**EXERCISE OBJECTIVE:** Copy each line of the data that has "label" in it.

**** DATASET

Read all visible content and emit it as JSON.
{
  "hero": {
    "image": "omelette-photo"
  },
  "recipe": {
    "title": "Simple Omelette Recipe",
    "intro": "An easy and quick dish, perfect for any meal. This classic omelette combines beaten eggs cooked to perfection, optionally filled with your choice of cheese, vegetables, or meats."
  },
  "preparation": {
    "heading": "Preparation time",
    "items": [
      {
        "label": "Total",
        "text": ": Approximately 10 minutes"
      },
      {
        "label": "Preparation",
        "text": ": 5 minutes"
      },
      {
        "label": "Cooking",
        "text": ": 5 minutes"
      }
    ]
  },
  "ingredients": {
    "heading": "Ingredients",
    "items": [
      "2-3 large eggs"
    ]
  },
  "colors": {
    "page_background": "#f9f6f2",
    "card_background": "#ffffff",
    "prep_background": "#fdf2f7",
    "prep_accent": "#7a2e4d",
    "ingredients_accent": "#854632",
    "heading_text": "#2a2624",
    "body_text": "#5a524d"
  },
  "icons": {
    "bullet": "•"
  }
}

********

**PROBLEM SOLUTION:**
        "label": "Total",
        "label": "Preparation",
        "label": "Cooking",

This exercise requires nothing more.